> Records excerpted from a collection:
^^^^^^^^^^^^^^^^
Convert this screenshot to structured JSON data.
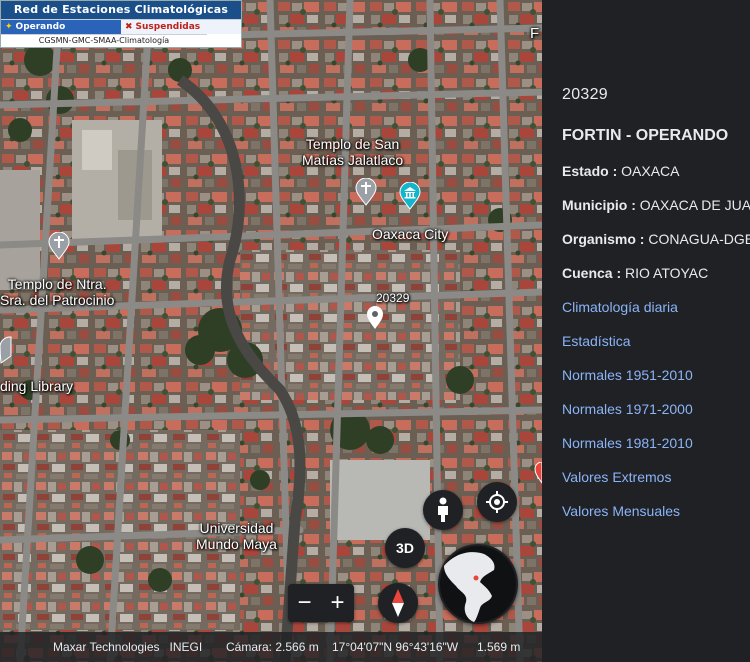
{
  "legend": {
    "title": "Red de Estaciones Climatológicas",
    "operating_label": "Operando",
    "suspended_label": "Suspendidas",
    "credit": "CGSMN-GMC-SMAA-Climatología"
  },
  "map": {
    "edge_label": "F",
    "labels": {
      "templo_san_matias": "Templo de San\nMatías Jalatlaco",
      "oaxaca_city": "Oaxaca City",
      "station_marker": "20329",
      "templo_patrocinio": "Templo de Ntra.\nSra. del Patrocinio",
      "library": "ding Library",
      "universidad": "Universidad\nMundo Maya"
    },
    "controls": {
      "btn_3d": "3D",
      "zoom_out": "−",
      "zoom_in": "+"
    },
    "icons": {
      "church": "church-icon",
      "museum": "museum-icon",
      "pin": "map-pin-icon",
      "pegman": "pegman-icon",
      "location": "my-location-icon",
      "compass": "compass-icon",
      "globe": "globe-icon"
    }
  },
  "statusbar": {
    "attribution": "Maxar Technologies   INEGI",
    "camera": "Cámara: 2.566 m",
    "coords": "17°04'07\"N 96°43'16\"W",
    "elevation": "1.569 m"
  },
  "panel": {
    "station_id": "20329",
    "station_name": "FORTIN - OPERANDO",
    "estado_label": "Estado :",
    "estado_value": " OAXACA",
    "municipio_label": "Municipio :",
    "municipio_value": " OAXACA DE JUAREZ",
    "organismo_label": "Organismo :",
    "organismo_value": " CONAGUA-DGE",
    "cuenca_label": "Cuenca :",
    "cuenca_value": " RIO ATOYAC",
    "links": [
      "Climatología diaria",
      "Estadística",
      "Normales 1951-2010",
      "Normales 1971-2000",
      "Normales 1981-2010",
      "Valores Extremos",
      "Valores Mensuales"
    ]
  },
  "colors": {
    "panel_bg": "#202124",
    "link": "#8ab4f8",
    "legend_header": "#1a4f8a",
    "legend_operating": "#2a63b8",
    "suspended": "#c0201a"
  }
}
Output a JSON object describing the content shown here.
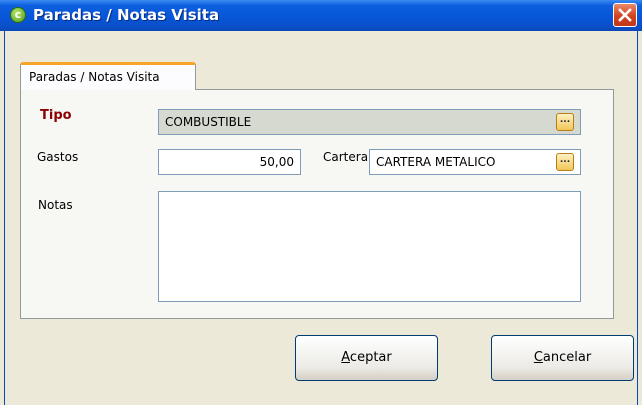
{
  "window": {
    "title": "Paradas / Notas Visita",
    "app_icon_letter": "c"
  },
  "tab": {
    "label": "Paradas / Notas Visita"
  },
  "form": {
    "tipo": {
      "label": "Tipo",
      "value": "COMBUSTIBLE"
    },
    "gastos": {
      "label": "Gastos",
      "value": "50,00"
    },
    "cartera": {
      "label": "Cartera",
      "value": "CARTERA METALICO"
    },
    "notas": {
      "label": "Notas",
      "value": ""
    }
  },
  "buttons": {
    "aceptar": {
      "accel": "A",
      "rest": "ceptar"
    },
    "cancelar": {
      "accel": "C",
      "rest": "ancelar"
    },
    "browse_label": "..."
  },
  "colors": {
    "titlebar": "#0755d6",
    "tipo_label": "#8b0000",
    "tab_highlight": "#f6a429",
    "close": "#d2431f"
  }
}
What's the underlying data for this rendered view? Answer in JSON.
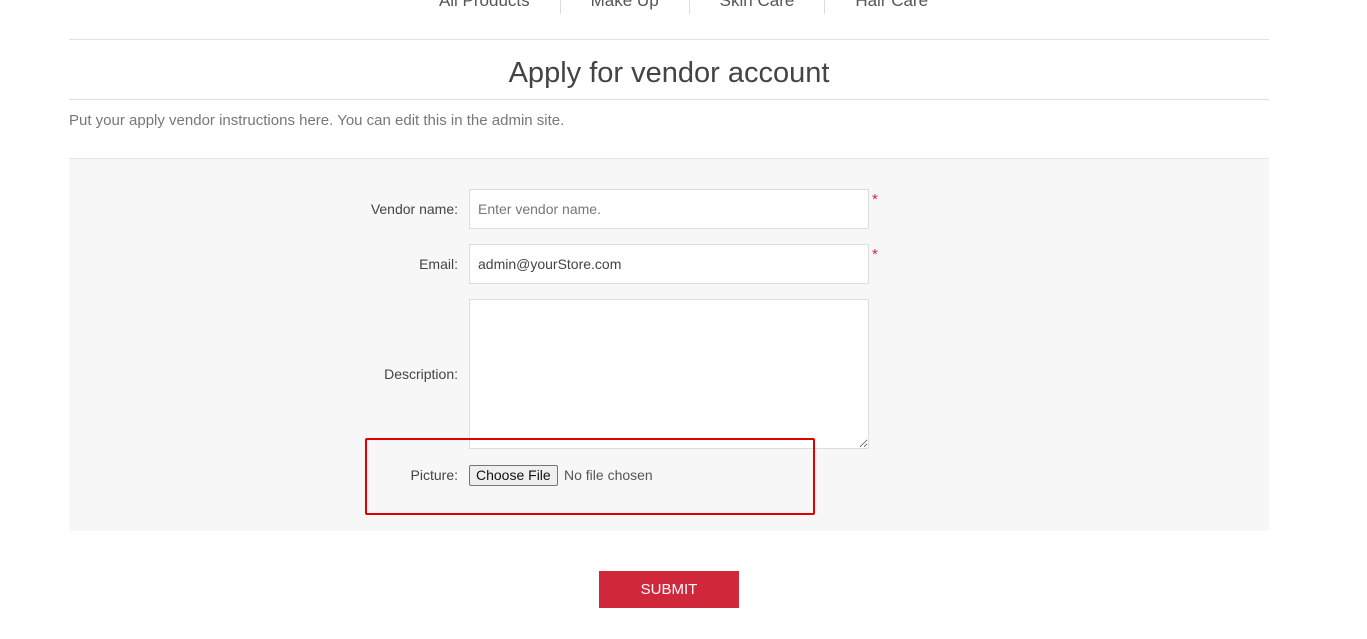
{
  "nav": {
    "items": [
      "All Products",
      "Make Up",
      "Skin Care",
      "Hair Care"
    ]
  },
  "page": {
    "title": "Apply for vendor account",
    "instructions": "Put your apply vendor instructions here. You can edit this in the admin site."
  },
  "form": {
    "vendor_name": {
      "label": "Vendor name:",
      "placeholder": "Enter vendor name.",
      "value": "",
      "required_mark": "*"
    },
    "email": {
      "label": "Email:",
      "placeholder": "",
      "value": "admin@yourStore.com",
      "required_mark": "*"
    },
    "description": {
      "label": "Description:",
      "value": ""
    },
    "picture": {
      "label": "Picture:",
      "button_label": "Choose File",
      "status": "No file chosen"
    },
    "submit_label": "SUBMIT"
  },
  "colors": {
    "accent": "#d0283a",
    "highlight": "#e00000",
    "panel_bg": "#f7f7f7"
  }
}
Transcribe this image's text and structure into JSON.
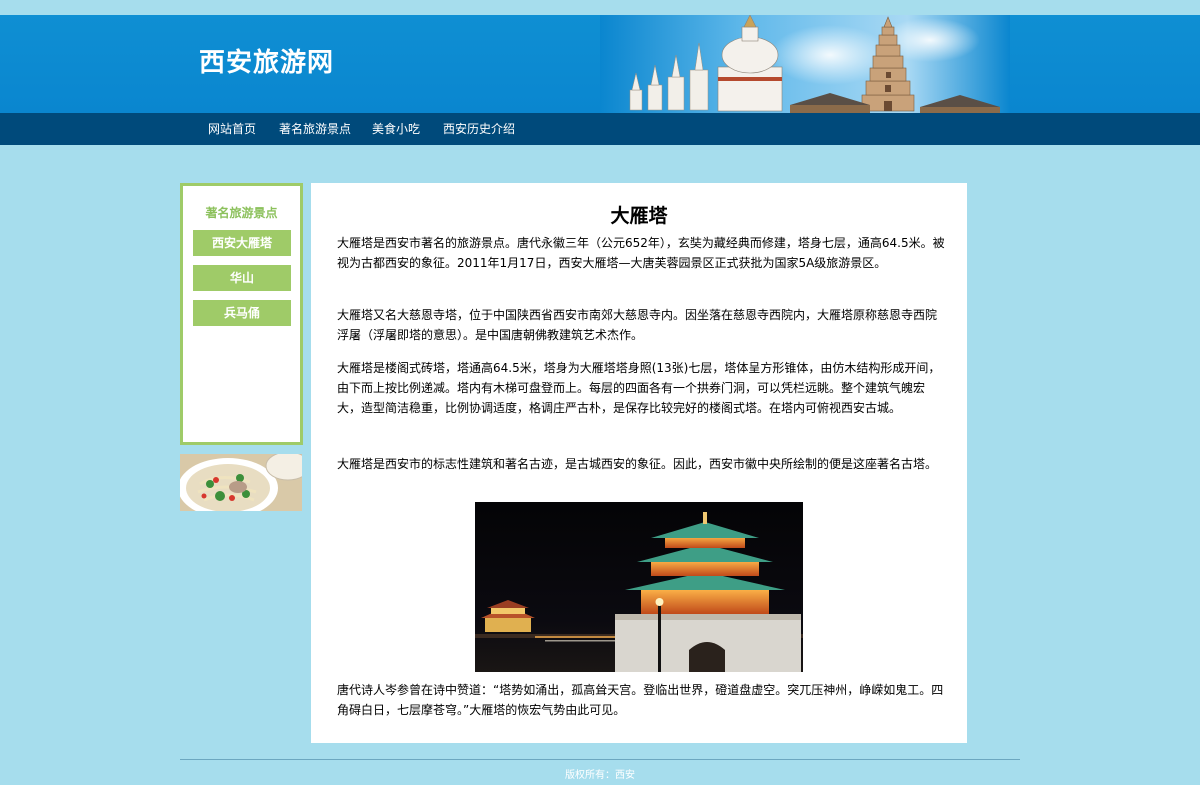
{
  "header": {
    "site_title": "西安旅游网",
    "banner_image": "xian-pagoda-banner"
  },
  "nav": {
    "items": [
      {
        "label": "网站首页"
      },
      {
        "label": "著名旅游景点"
      },
      {
        "label": "美食小吃"
      },
      {
        "label": "西安历史介绍"
      }
    ]
  },
  "sidebar": {
    "heading": "著名旅游景点",
    "items": [
      {
        "label": "西安大雁塔"
      },
      {
        "label": "华山"
      },
      {
        "label": "兵马俑"
      }
    ],
    "image": "noodle-bowl-photo"
  },
  "article": {
    "title": "大雁塔",
    "paragraphs": [
      "大雁塔是西安市著名的旅游景点。唐代永徽三年（公元652年），玄奘为藏经典而修建，塔身七层，通高64.5米。被视为古都西安的象征。2011年1月17日，西安大雁塔—大唐芙蓉园景区正式获批为国家5A级旅游景区。",
      "大雁塔又名大慈恩寺塔，位于中国陕西省西安市南郊大慈恩寺内。因坐落在慈恩寺西院内，大雁塔原称慈恩寺西院浮屠（浮屠即塔的意思）。是中国唐朝佛教建筑艺术杰作。",
      "大雁塔是楼阁式砖塔，塔通高64.5米，塔身为大雁塔塔身照(13张)七层，塔体呈方形锥体，由仿木结构形成开间，由下而上按比例递减。塔内有木梯可盘登而上。每层的四面各有一个拱券门洞，可以凭栏远眺。整个建筑气魄宏大，造型简洁稳重，比例协调适度，格调庄严古朴，是保存比较完好的楼阁式塔。在塔内可俯视西安古城。",
      "大雁塔是西安市的标志性建筑和著名古迹，是古城西安的象征。因此，西安市徽中央所绘制的便是这座著名古塔。",
      "唐代诗人岑参曾在诗中赞道：“塔势如涌出，孤高耸天宫。登临出世界，磴道盘虚空。突兀压神州，峥嵘如鬼工。四角碍白日，七层摩苍穹。”大雁塔的恢宏气势由此可见。"
    ],
    "photo": "bell-tower-night-photo"
  },
  "footer": {
    "copyright": "版权所有：西安"
  },
  "colors": {
    "page_bg": "#a6dded",
    "header_bg": "#0f8fd3",
    "nav_bg": "#004a7b",
    "sidebar_accent": "#9fcb68"
  }
}
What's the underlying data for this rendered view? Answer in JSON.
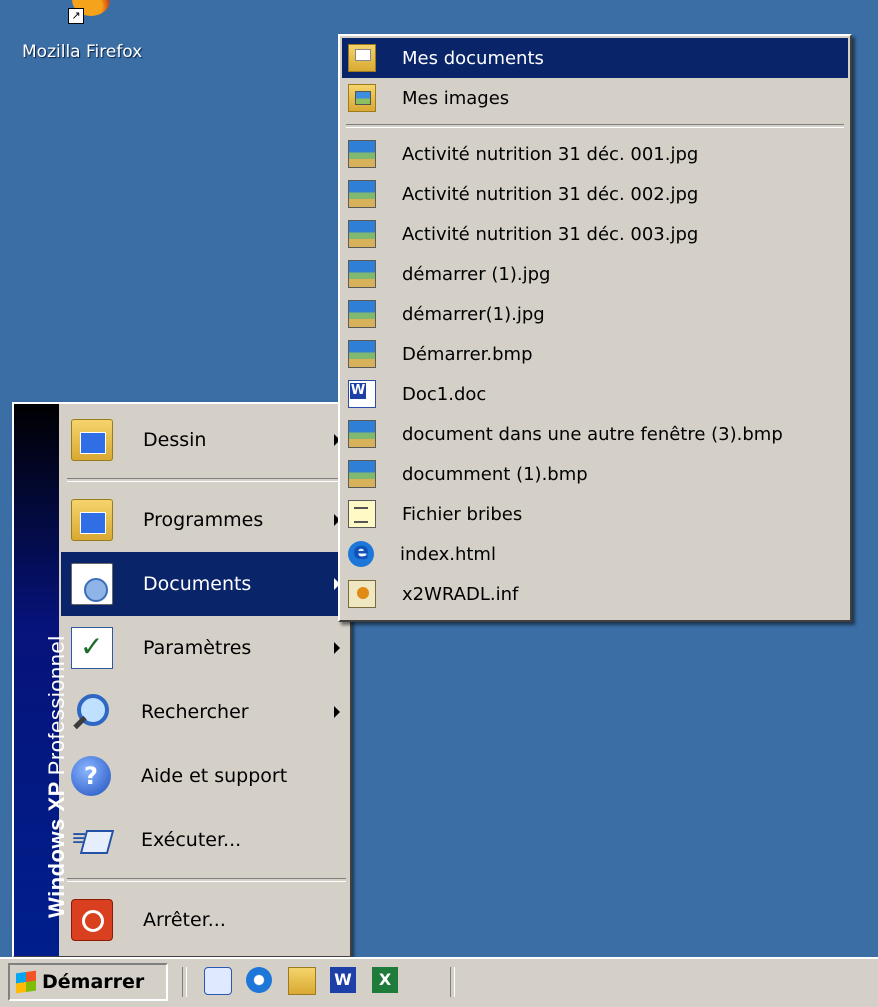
{
  "desktop": {
    "icon_label": "Mozilla Firefox"
  },
  "start_menu": {
    "banner_bold": "Windows XP",
    "banner_light": "Professionnel",
    "items": [
      {
        "label": "Dessin",
        "icon": "drawing-folder-icon",
        "submenu": true
      },
      {
        "label": "Programmes",
        "icon": "programs-folder-icon",
        "submenu": true
      },
      {
        "label": "Documents",
        "icon": "documents-icon",
        "submenu": true,
        "active": true
      },
      {
        "label": "Paramètres",
        "icon": "settings-icon",
        "submenu": true
      },
      {
        "label": "Rechercher",
        "icon": "search-icon",
        "submenu": true
      },
      {
        "label": "Aide et support",
        "icon": "help-icon",
        "submenu": false
      },
      {
        "label": "Exécuter...",
        "icon": "run-icon",
        "submenu": false
      },
      {
        "label": "Arrêter...",
        "icon": "shutdown-icon",
        "submenu": false
      }
    ]
  },
  "documents_submenu": {
    "top_items": [
      {
        "label": "Mes documents",
        "icon": "my-documents-icon",
        "active": true
      },
      {
        "label": "Mes images",
        "icon": "my-pictures-icon"
      }
    ],
    "recent_items": [
      {
        "label": "Activité nutrition 31 déc. 001.jpg",
        "icon": "image-file-icon"
      },
      {
        "label": "Activité nutrition 31 déc. 002.jpg",
        "icon": "image-file-icon"
      },
      {
        "label": "Activité nutrition 31 déc. 003.jpg",
        "icon": "image-file-icon"
      },
      {
        "label": "démarrer (1).jpg",
        "icon": "image-file-icon"
      },
      {
        "label": "démarrer(1).jpg",
        "icon": "image-file-icon"
      },
      {
        "label": "Démarrer.bmp",
        "icon": "image-file-icon"
      },
      {
        "label": "Doc1.doc",
        "icon": "word-document-icon"
      },
      {
        "label": "document dans une autre fenêtre (3).bmp",
        "icon": "image-file-icon"
      },
      {
        "label": "documment (1).bmp",
        "icon": "image-file-icon"
      },
      {
        "label": "Fichier bribes",
        "icon": "scrap-file-icon"
      },
      {
        "label": "index.html",
        "icon": "internet-explorer-icon"
      },
      {
        "label": "x2WRADL.inf",
        "icon": "setup-info-icon"
      }
    ]
  },
  "taskbar": {
    "start_label": "Démarrer",
    "quick_launch": [
      "outlook-express-icon",
      "internet-explorer-icon",
      "explorer-folder-icon",
      "word-icon",
      "excel-icon"
    ],
    "word_glyph": "W",
    "excel_glyph": "X"
  }
}
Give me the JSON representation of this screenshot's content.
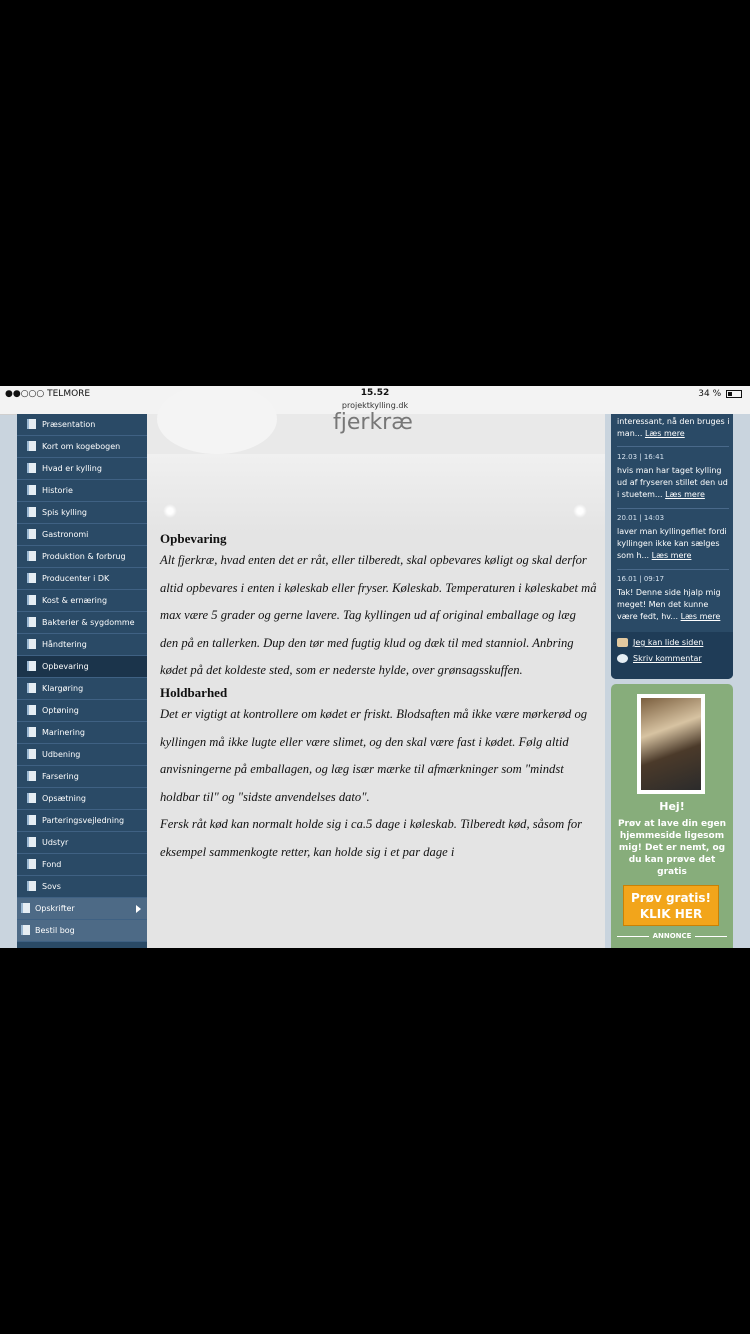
{
  "statusbar": {
    "carrier": "●●○○○ TELMORE",
    "time": "15.52",
    "url": "projektkylling.dk",
    "battery": "34 %"
  },
  "nav": {
    "items": [
      {
        "label": "Præsentation"
      },
      {
        "label": "Kort om kogebogen"
      },
      {
        "label": "Hvad er kylling"
      },
      {
        "label": "Historie"
      },
      {
        "label": "Spis kylling"
      },
      {
        "label": "Gastronomi"
      },
      {
        "label": "Produktion & forbrug"
      },
      {
        "label": "Producenter i DK"
      },
      {
        "label": "Kost & ernæring"
      },
      {
        "label": "Bakterier & sygdomme"
      },
      {
        "label": "Håndtering"
      },
      {
        "label": "Opbevaring"
      },
      {
        "label": "Klargøring"
      },
      {
        "label": "Optøning"
      },
      {
        "label": "Marinering"
      },
      {
        "label": "Udbening"
      },
      {
        "label": "Farsering"
      },
      {
        "label": "Opsætning"
      },
      {
        "label": "Parteringsvejledning"
      },
      {
        "label": "Udstyr"
      },
      {
        "label": "Fond"
      },
      {
        "label": "Sovs"
      }
    ],
    "recipes": "Opskrifter",
    "order": "Bestil bog"
  },
  "content": {
    "banner_title": "fjerkræ",
    "section1": {
      "heading": "Opbevaring",
      "body": "Alt fjerkræ, hvad enten det er råt, eller tilberedt, skal opbevares køligt og skal derfor altid opbevares i enten i køleskab eller fryser. Køleskab. Temperaturen i køleskabet må max være 5 grader og gerne lavere. Tag kyllingen ud af original emballage og læg den på en tallerken. Dup den tør med fugtig klud og dæk til med stanniol. Anbring kødet på det koldeste sted, som er nederste hylde, over grønsagsskuffen."
    },
    "section2": {
      "heading": "Holdbarhed",
      "body": "Det er vigtigt at kontrollere om kødet er friskt. Blodsaften må ikke være mørkerød og kyllingen må ikke lugte eller være slimet, og den skal være fast i kødet. Følg altid anvisningerne på emballagen, og læg især mærke til afmærkninger som \"mindst holdbar til\" og \"sidste anvendelses dato\".",
      "body2": "Fersk råt kød kan normalt holde sig i ca.5 dage i køleskab. Tilberedt kød, såsom for eksempel sammenkogte retter, kan holde sig i et par dage i"
    }
  },
  "sidebar": {
    "top_text": "interessant, nå den bruges i man...",
    "read_more": "Læs mere",
    "comments": [
      {
        "meta": "12.03 | 16:41",
        "text": "hvis man har taget kylling ud af fryseren stillet den ud i stuetem..."
      },
      {
        "meta": "20.01 | 14:03",
        "text": "laver man kyllingefilet fordi kyllingen ikke kan sælges som h..."
      },
      {
        "meta": "16.01 | 09:17",
        "text": "Tak! Denne side hjalp mig meget! Men det kunne være fedt, hv..."
      }
    ],
    "like": "Jeg kan lide siden",
    "write_comment": "Skriv kommentar"
  },
  "promo": {
    "heading": "Hej!",
    "text": "Prøv at lave din egen hjemmeside ligesom mig! Det er nemt, og du kan prøve det gratis",
    "button_line1": "Prøv gratis!",
    "button_line2": "KLIK HER",
    "annonce": "ANNONCE"
  }
}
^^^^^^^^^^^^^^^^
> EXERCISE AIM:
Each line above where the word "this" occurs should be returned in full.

> TASK SOLUTION:
Convert this screenshot to structured JSON data.
What's the underlying data for this rendered view? Answer in JSON.
    "instructions": "Put your apply vendor instructions here. You can edit this in the admin site."
Transcribe this image's text and structure into JSON.
What's the underlying data for this rendered view? Answer in JSON.
Give me the JSON representation of this screenshot's content.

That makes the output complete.